[Items from a data source]
——————————
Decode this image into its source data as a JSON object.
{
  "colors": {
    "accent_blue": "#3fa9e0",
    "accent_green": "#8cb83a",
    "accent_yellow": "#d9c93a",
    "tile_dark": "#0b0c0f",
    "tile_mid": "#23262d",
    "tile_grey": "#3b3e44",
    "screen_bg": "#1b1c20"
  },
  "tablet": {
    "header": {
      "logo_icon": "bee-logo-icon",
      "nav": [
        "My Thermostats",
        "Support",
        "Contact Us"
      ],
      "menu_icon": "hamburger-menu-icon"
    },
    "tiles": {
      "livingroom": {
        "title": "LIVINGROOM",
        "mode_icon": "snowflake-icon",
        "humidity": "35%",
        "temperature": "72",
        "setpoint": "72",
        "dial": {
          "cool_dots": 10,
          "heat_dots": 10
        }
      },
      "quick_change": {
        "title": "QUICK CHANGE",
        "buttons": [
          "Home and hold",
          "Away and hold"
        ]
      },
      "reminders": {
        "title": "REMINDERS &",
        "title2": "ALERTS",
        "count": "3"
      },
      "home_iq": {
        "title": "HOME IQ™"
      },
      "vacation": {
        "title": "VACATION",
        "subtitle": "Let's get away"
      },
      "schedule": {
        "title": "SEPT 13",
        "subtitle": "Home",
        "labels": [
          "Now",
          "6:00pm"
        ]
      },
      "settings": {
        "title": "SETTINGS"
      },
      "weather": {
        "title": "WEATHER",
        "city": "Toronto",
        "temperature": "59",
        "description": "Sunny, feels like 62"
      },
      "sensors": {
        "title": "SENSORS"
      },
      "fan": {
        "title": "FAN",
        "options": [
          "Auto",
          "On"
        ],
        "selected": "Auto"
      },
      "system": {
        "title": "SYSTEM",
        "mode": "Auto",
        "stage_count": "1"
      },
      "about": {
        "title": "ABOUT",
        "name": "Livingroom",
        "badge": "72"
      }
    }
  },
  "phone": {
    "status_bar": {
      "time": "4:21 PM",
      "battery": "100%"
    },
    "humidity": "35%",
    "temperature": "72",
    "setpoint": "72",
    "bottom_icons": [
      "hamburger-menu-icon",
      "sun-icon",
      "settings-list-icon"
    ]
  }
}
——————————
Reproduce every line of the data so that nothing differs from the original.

▶ [SOLUTION TO THIS PROBLEM]
Decode this image into its source data as a JSON object.
{
  "colors": {
    "accent_blue": "#3fa9e0",
    "accent_green": "#8cb83a",
    "accent_yellow": "#d9c93a",
    "tile_dark": "#0b0c0f",
    "tile_mid": "#23262d",
    "tile_grey": "#3b3e44",
    "screen_bg": "#1b1c20"
  },
  "tablet": {
    "header": {
      "logo_icon": "bee-logo-icon",
      "nav": [
        "My Thermostats",
        "Support",
        "Contact Us"
      ],
      "menu_icon": "hamburger-menu-icon"
    },
    "tiles": {
      "livingroom": {
        "title": "LIVINGROOM",
        "mode_icon": "snowflake-icon",
        "humidity": "35%",
        "temperature": "72",
        "setpoint": "72",
        "dial": {
          "cool_dots": 10,
          "heat_dots": 10
        }
      },
      "quick_change": {
        "title": "QUICK CHANGE",
        "buttons": [
          "Home and hold",
          "Away and hold"
        ]
      },
      "reminders": {
        "title": "REMINDERS &",
        "title2": "ALERTS",
        "count": "3"
      },
      "home_iq": {
        "title": "HOME IQ™"
      },
      "vacation": {
        "title": "VACATION",
        "subtitle": "Let's get away"
      },
      "schedule": {
        "title": "SEPT 13",
        "subtitle": "Home",
        "labels": [
          "Now",
          "6:00pm"
        ]
      },
      "settings": {
        "title": "SETTINGS"
      },
      "weather": {
        "title": "WEATHER",
        "city": "Toronto",
        "temperature": "59",
        "description": "Sunny, feels like 62"
      },
      "sensors": {
        "title": "SENSORS"
      },
      "fan": {
        "title": "FAN",
        "options": [
          "Auto",
          "On"
        ],
        "selected": "Auto"
      },
      "system": {
        "title": "SYSTEM",
        "mode": "Auto",
        "stage_count": "1"
      },
      "about": {
        "title": "ABOUT",
        "name": "Livingroom",
        "badge": "72"
      }
    }
  },
  "phone": {
    "status_bar": {
      "time": "4:21 PM",
      "battery": "100%"
    },
    "humidity": "35%",
    "temperature": "72",
    "setpoint": "72",
    "bottom_icons": [
      "hamburger-menu-icon",
      "sun-icon",
      "settings-list-icon"
    ]
  }
}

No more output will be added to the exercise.